Parallel Outlet: 10

Stars peer from behind curtains of daylight

Wishing upon my brief passage

Calloused sole alighting


Maybe it is the daydreams with which this poem opens. Maybe it is the stars.

Sand and Solitude, from The Memory of Trees, invites me into a world where more varied lights hang in the sky, and where long moments leave room for myriad small things. In the sand I don’t see the beaches or the dunes of Earth today. I’m imagining a less tangible place, where everything is different and yet everything is the same.

It could be the future – it could be the past. It could be nothing more than a fantasy. Where is the sand that you would walk upon?

That slow hour, high noon

Where time passes relative

To the pace of my thoughts


Image from artofsaul

White crest

There must be

a longing for adventure

There must be

a longing for the sea

I waited where

you never thought to enter

I ran the sun

around a trinity

So I leave you

a sand’s spill from the ocean

I leave you

your still and tidy wings

There is the sound

of drifting silver fountains

And with the dawn

a distant bell will ring

Let the night

renew a course and chapter

Lest the earth

grow warm beneath my feet

For there must be

a longing for adventure

There must be

a longing for the sea


Elizabeth Cook, 2015

Ages Past


Never shun a glory low and faded

But stand upon the backs of ages

Climb the columns and tangle hands

In vines wreathing alabaster span

Green touch of time on ruined might

As flowers strewn on graves incite

A soft fatality, a delight sublime

In wondrous crafts of bygone times


Copyright Elizabeth Cook 2013

For a Muse

In song of movement does he reach

After the trailing silken sleeve

Caught by breath of questing mind
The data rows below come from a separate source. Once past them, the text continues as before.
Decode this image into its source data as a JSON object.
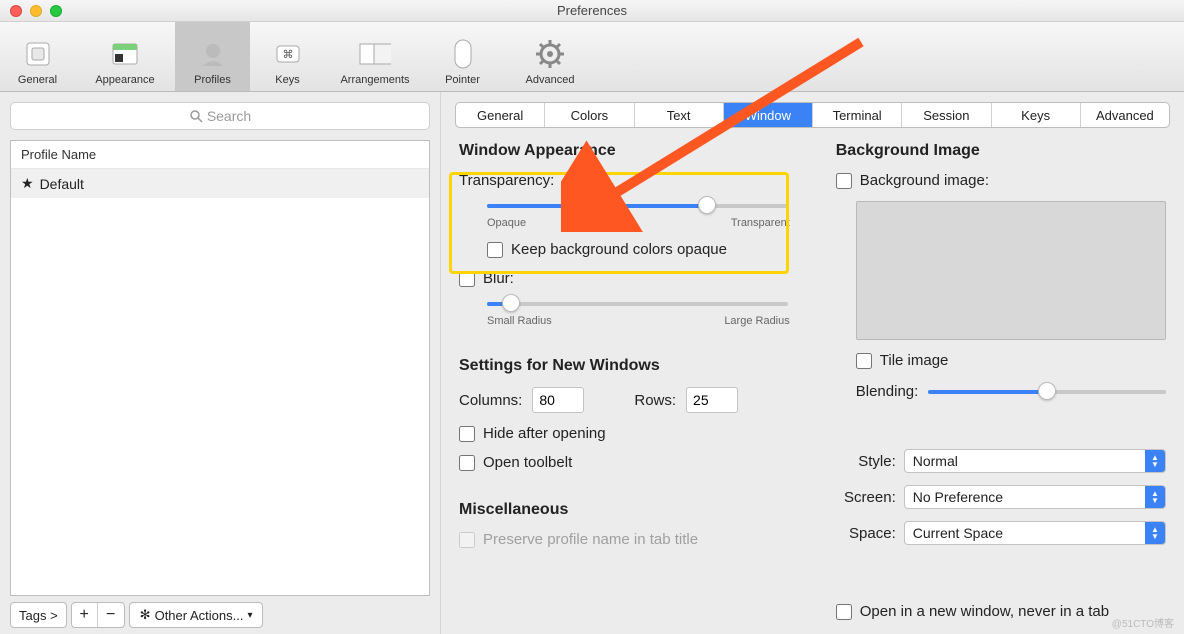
{
  "window_title": "Preferences",
  "toolbar": [
    {
      "label": "General"
    },
    {
      "label": "Appearance"
    },
    {
      "label": "Profiles"
    },
    {
      "label": "Keys"
    },
    {
      "label": "Arrangements"
    },
    {
      "label": "Pointer"
    },
    {
      "label": "Advanced"
    }
  ],
  "search_placeholder": "Search",
  "profile_list": {
    "header": "Profile Name",
    "items": [
      "Default"
    ]
  },
  "bottom_bar": {
    "tags": "Tags >",
    "other_actions": "Other Actions..."
  },
  "tabs": [
    "General",
    "Colors",
    "Text",
    "Window",
    "Terminal",
    "Session",
    "Keys",
    "Advanced"
  ],
  "active_tab": "Window",
  "appearance": {
    "heading": "Window Appearance",
    "transparency_label": "Transparency:",
    "transparency_value": 73,
    "slider_min_label": "Opaque",
    "slider_max_label": "Transparent",
    "keep_bg_opaque": "Keep background colors opaque",
    "blur_label": "Blur:",
    "blur_value": 8,
    "blur_min_label": "Small Radius",
    "blur_max_label": "Large Radius"
  },
  "new_windows": {
    "heading": "Settings for New Windows",
    "columns_label": "Columns:",
    "columns_value": "80",
    "rows_label": "Rows:",
    "rows_value": "25",
    "hide_after_opening": "Hide after opening",
    "open_toolbelt": "Open toolbelt"
  },
  "misc": {
    "heading": "Miscellaneous",
    "preserve_profile": "Preserve profile name in tab title"
  },
  "bg_image": {
    "heading": "Background Image",
    "bg_image_label": "Background image:",
    "tile_label": "Tile image",
    "blending_label": "Blending:",
    "blending_value": 50
  },
  "style_section": {
    "style_label": "Style:",
    "style_value": "Normal",
    "screen_label": "Screen:",
    "screen_value": "No Preference",
    "space_label": "Space:",
    "space_value": "Current Space"
  },
  "open_new_window": "Open in a new window, never in a tab",
  "watermark": "@51CTO博客"
}
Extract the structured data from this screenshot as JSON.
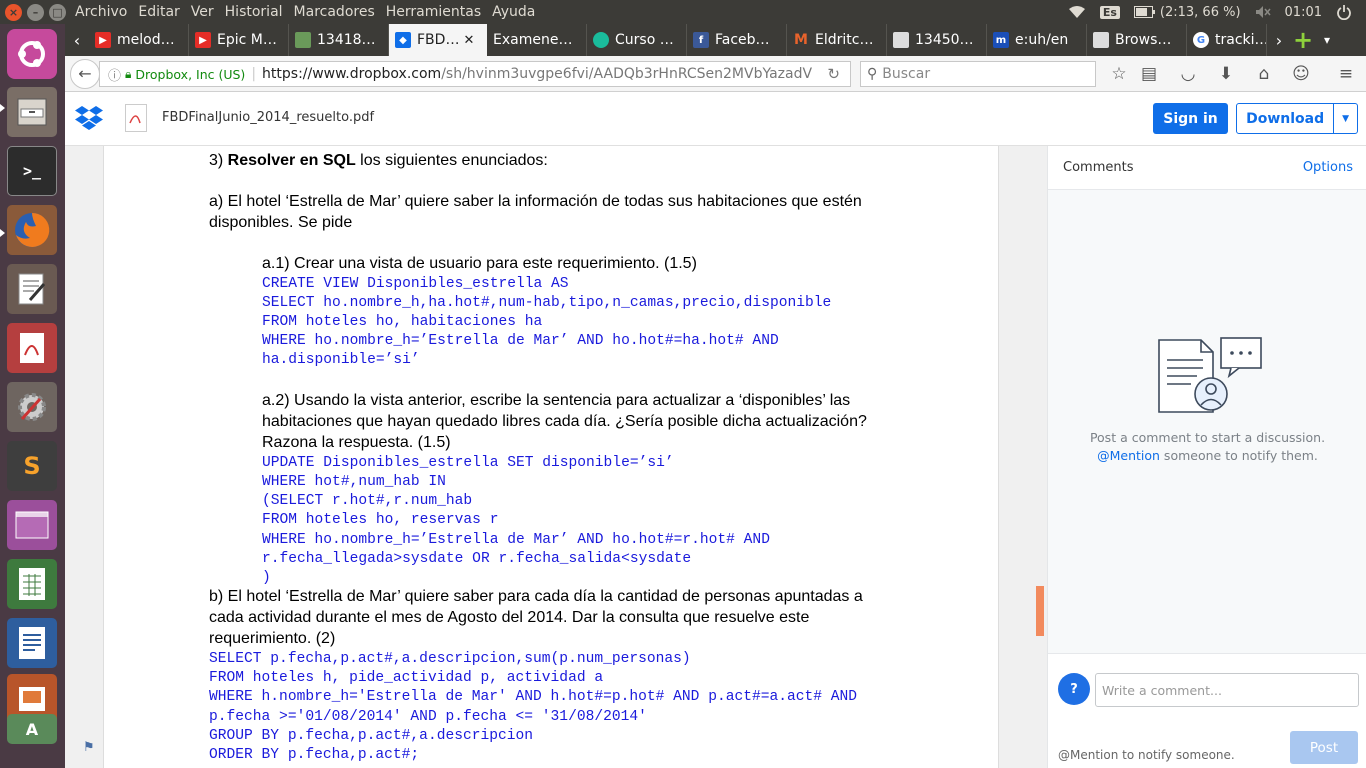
{
  "topbar": {
    "menu": [
      "Archivo",
      "Editar",
      "Ver",
      "Historial",
      "Marcadores",
      "Herramientas",
      "Ayuda"
    ],
    "keyboard": "Es",
    "battery": "(2:13, 66 %)",
    "clock": "01:01"
  },
  "tabs": [
    {
      "label": "melod…",
      "icon": "youtube-icon",
      "color": "#e52d27"
    },
    {
      "label": "Epic M…",
      "icon": "youtube-icon",
      "color": "#e52d27"
    },
    {
      "label": "13418…",
      "icon": "image-icon",
      "color": "#6a9a5a"
    },
    {
      "label": "FBD…",
      "icon": "dropbox-icon",
      "color": "#0f6ee8"
    },
    {
      "label": "Examene…",
      "icon": "blank-icon",
      "color": "#3c3b37"
    },
    {
      "label": "Curso …",
      "icon": "course-icon",
      "color": "#1abc9c"
    },
    {
      "label": "Faceb…",
      "icon": "facebook-icon",
      "color": "#3b5998"
    },
    {
      "label": "Eldritc…",
      "icon": "m-icon",
      "color": "#e8632c"
    },
    {
      "label": "13450…",
      "icon": "doc-icon",
      "color": "#dddddd"
    },
    {
      "label": "e:uh/en",
      "icon": "m-blue-icon",
      "color": "#1b4fb8"
    },
    {
      "label": "Brows…",
      "icon": "doc-icon",
      "color": "#dddddd"
    },
    {
      "label": "tracki…",
      "icon": "google-icon",
      "color": "#4285f4"
    }
  ],
  "navbar": {
    "identity": "Dropbox, Inc (US)",
    "url_host": "https://www.dropbox.com",
    "url_rest": "/sh/hvinm3uvgpe6fvi/AADQb3rHnRCSen2MVbYazadV",
    "search_placeholder": "Buscar"
  },
  "dropbox": {
    "filename": "FBDFinalJunio_2014_resuelto.pdf",
    "signin": "Sign in",
    "download": "Download"
  },
  "doc": {
    "l1_num": "3) ",
    "l1_bold": "Resolver en SQL",
    "l1_rest": " los siguientes enunciados:",
    "a1": "a) El hotel ‘Estrella de Mar’ quiere saber la información de todas sus habitaciones que estén",
    "a2": "disponibles. Se pide",
    "a11": "a.1) Crear una vista de usuario para este requerimiento. (1.5)",
    "c1": "CREATE VIEW Disponibles_estrella AS",
    "c2": "SELECT ho.nombre_h,ha.hot#,num-hab,tipo,n_camas,precio,disponible",
    "c3": "FROM hoteles ho, habitaciones ha",
    "c4": "WHERE ho.nombre_h=’Estrella de Mar’ AND ho.hot#=ha.hot# AND",
    "c5": "ha.disponible=’si’",
    "a21": "a.2) Usando la vista anterior, escribe la sentencia para actualizar a ‘disponibles’ las",
    "a22": "habitaciones que hayan quedado libres cada día. ¿Sería posible dicha actualización?",
    "a23": "Razona la respuesta. (1.5)",
    "u1": "UPDATE Disponibles_estrella SET disponible=’si’",
    "u2": "WHERE hot#,num_hab IN",
    "u3": "(SELECT r.hot#,r.num_hab",
    "u4": "FROM hoteles ho, reservas r",
    "u5": "WHERE ho.nombre_h=’Estrella de Mar’ AND ho.hot#=r.hot# AND",
    "u6": "r.fecha_llegada>sysdate OR r.fecha_salida<sysdate",
    "u7": ")",
    "b1": "b) El hotel ‘Estrella de Mar’ quiere saber para cada día la cantidad de personas apuntadas a",
    "b2": "cada actividad durante el mes de Agosto del 2014.  Dar la consulta que resuelve este",
    "b3": "requerimiento. (2)",
    "s1": "SELECT p.fecha,p.act#,a.descripcion,sum(p.num_personas)",
    "s2": "FROM hoteles h, pide_actividad p, actividad a",
    "s3": "WHERE h.nombre_h='Estrella de Mar' AND h.hot#=p.hot# AND p.act#=a.act# AND",
    "s4": "p.fecha >='01/08/2014' AND p.fecha <= '31/08/2014'",
    "s5": "GROUP BY p.fecha,p.act#,a.descripcion",
    "s6": "ORDER BY p.fecha,p.act#;"
  },
  "comments": {
    "title": "Comments",
    "options": "Options",
    "empty_line1": "Post a comment to start a discussion.",
    "mention": "@Mention",
    "empty_line2_rest": " someone to notify them.",
    "avatar": "?",
    "input_placeholder": "Write a comment...",
    "hint": "@Mention to notify someone.",
    "post": "Post"
  },
  "colors": {
    "accent": "#0f6ee8",
    "code": "#1a1adc",
    "launcher": "#4a3a44",
    "panel": "#3c3b37"
  }
}
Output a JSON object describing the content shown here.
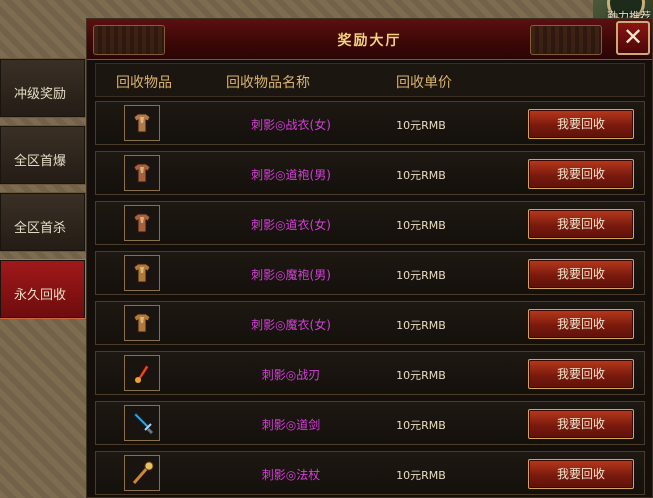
{
  "corner": {
    "text": "勤力推荐"
  },
  "tabs": [
    {
      "label": "冲级奖励",
      "active": false
    },
    {
      "label": "全区首爆",
      "active": false
    },
    {
      "label": "全区首杀",
      "active": false
    },
    {
      "label": "永久回收",
      "active": true
    }
  ],
  "window": {
    "title": "奖励大厅",
    "close_symbol": "✕"
  },
  "table": {
    "headers": [
      "回收物品",
      "回收物品名称",
      "回收单价"
    ],
    "rows": [
      {
        "icon": "armor-icon",
        "name": "刺影◎战衣(女)",
        "price": "10元RMB",
        "button": "我要回收",
        "name_color": "#d43fd8",
        "icon_color": "#b07a4a"
      },
      {
        "icon": "armor-icon",
        "name": "刺影◎道袍(男)",
        "price": "10元RMB",
        "button": "我要回收",
        "name_color": "#d43fd8",
        "icon_color": "#a9603e"
      },
      {
        "icon": "armor-icon",
        "name": "刺影◎道衣(女)",
        "price": "10元RMB",
        "button": "我要回收",
        "name_color": "#d43fd8",
        "icon_color": "#a9603e"
      },
      {
        "icon": "armor-icon",
        "name": "刺影◎魔袍(男)",
        "price": "10元RMB",
        "button": "我要回收",
        "name_color": "#d43fd8",
        "icon_color": "#b27a3a"
      },
      {
        "icon": "armor-icon",
        "name": "刺影◎魔衣(女)",
        "price": "10元RMB",
        "button": "我要回收",
        "name_color": "#d43fd8",
        "icon_color": "#b27a3a"
      },
      {
        "icon": "blade-icon",
        "name": "刺影◎战刃",
        "price": "10元RMB",
        "button": "我要回收",
        "name_color": "#d43fd8",
        "icon_color": "#e04a1a"
      },
      {
        "icon": "sword-icon",
        "name": "刺影◎道剑",
        "price": "10元RMB",
        "button": "我要回收",
        "name_color": "#d43fd8",
        "icon_color": "#3aa8e8"
      },
      {
        "icon": "staff-icon",
        "name": "刺影◎法杖",
        "price": "10元RMB",
        "button": "我要回收",
        "name_color": "#d43fd8",
        "icon_color": "#c9873a"
      }
    ]
  }
}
So fluttering sweetly to entice

His eager patience, wearing thin

Through desire for the ideal within

For the muse with face still unseen

Whether in brilliance or simplicity

And he in gambling for her hand

Blind choosing a single grain of sand

In hope eternal that she might be

A work of most exquisite beauty

© 2012, Elizabeth Cook

Zedina in Translation

Zedina, she is called

The scent of citrus and cinnamon

And red poppies

Tint the velvet of her mouth

Her soft lips, inviting

Below her dark eyes, brilliant

They scintillate, two savants

Zedina – she tempts you

Her every gesture, every word

Is delicious, without fault

And her smile merits

A joyful, eager response

The smile she hides behind

Midnight hair, a mystery

Born of a fragrant night

Her entire person tempts you

Zedina, she is called

The scent of citrus and cinnamon.

© 2012, Elizabeth Cook

This is the translation of Zedina, which is originally French. It  seems quite different to me in English so I’ll keep this translation separate.


Zedina, elle s’appelle

Le sens de citron et de cannelle

Et les coquelicots rouges

Teintent le velours  de sa bouche

Ses lèvres douces, invitantes

Sous ses yeux foncés, brillants

Ils scintillent, deux savants

Zedina; elle vous tente

Chez elle chaque geste, chaque mot

Est délicieux, sans une faute

Et son sourire mérite

Une réponse joyeuse, avide

Le sourire qu’elle cache en arrière

Des cheveux noirs, un mystère

Née d’une nuit si fragrante

Toute sa personne vous tente

Zedina; elle s’appelle

Le sens de citron et de canelle.

© 2012, Elizabeth Cook